> About this exercise: What lines below include the string "CheckList"? Pick them out and copy them.

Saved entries
»»

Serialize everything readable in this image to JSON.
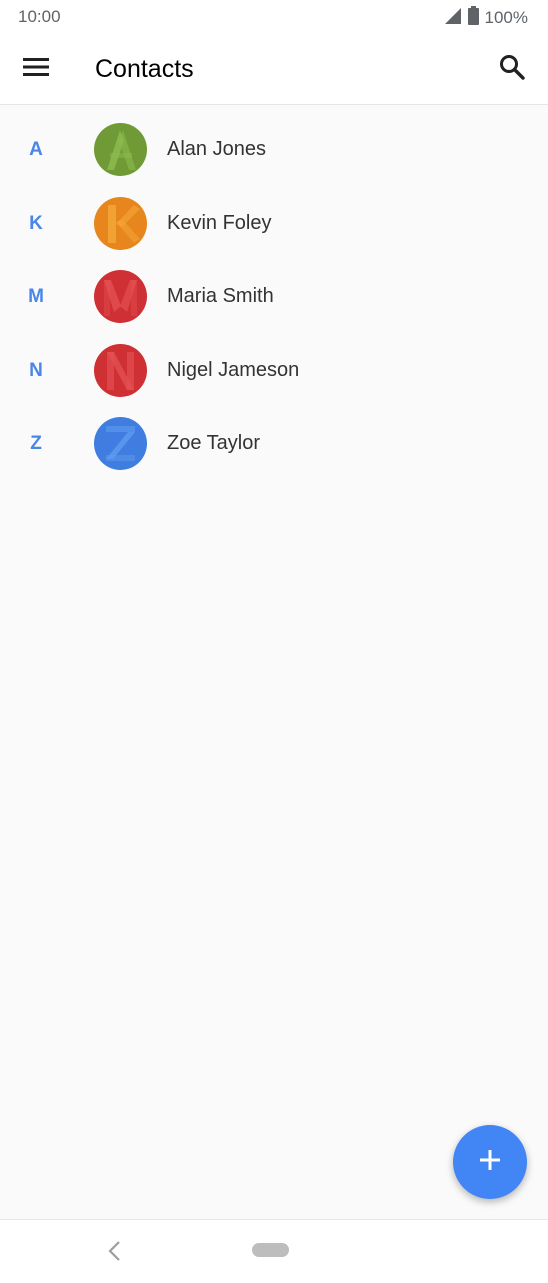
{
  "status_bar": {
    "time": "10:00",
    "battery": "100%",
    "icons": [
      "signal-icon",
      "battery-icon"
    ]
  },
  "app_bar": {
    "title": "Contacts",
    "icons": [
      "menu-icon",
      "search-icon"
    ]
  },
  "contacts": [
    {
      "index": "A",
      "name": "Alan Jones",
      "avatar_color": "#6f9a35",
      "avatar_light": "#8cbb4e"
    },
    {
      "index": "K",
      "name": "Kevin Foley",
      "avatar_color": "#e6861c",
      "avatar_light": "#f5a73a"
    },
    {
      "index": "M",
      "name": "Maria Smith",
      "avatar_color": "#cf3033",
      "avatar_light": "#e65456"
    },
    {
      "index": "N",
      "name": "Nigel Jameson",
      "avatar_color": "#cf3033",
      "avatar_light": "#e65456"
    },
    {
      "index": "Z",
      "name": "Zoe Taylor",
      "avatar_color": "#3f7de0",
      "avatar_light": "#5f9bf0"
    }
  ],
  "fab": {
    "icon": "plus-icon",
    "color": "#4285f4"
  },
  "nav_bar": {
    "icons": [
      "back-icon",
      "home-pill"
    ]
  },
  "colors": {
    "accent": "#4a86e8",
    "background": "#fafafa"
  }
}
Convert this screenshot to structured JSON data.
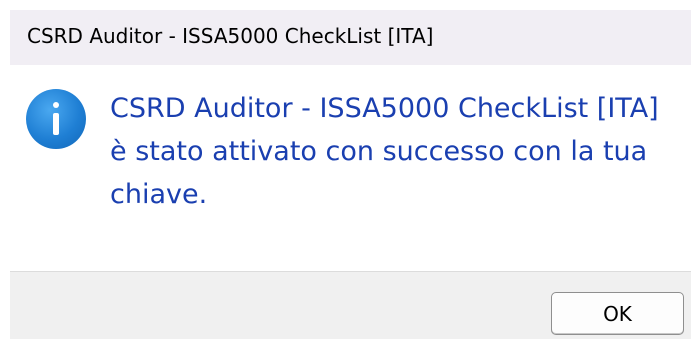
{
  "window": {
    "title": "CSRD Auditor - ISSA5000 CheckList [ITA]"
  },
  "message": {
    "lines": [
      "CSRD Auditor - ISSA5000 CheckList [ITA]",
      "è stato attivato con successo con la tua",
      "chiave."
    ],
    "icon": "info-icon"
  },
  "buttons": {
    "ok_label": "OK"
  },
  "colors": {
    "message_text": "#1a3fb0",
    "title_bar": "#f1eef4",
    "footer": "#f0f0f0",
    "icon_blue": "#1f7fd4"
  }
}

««

> Task answer:
    "title": "CSRD Auditor - ISSA5000 CheckList [ITA]"
      "CSRD Auditor - ISSA5000 CheckList [ITA]",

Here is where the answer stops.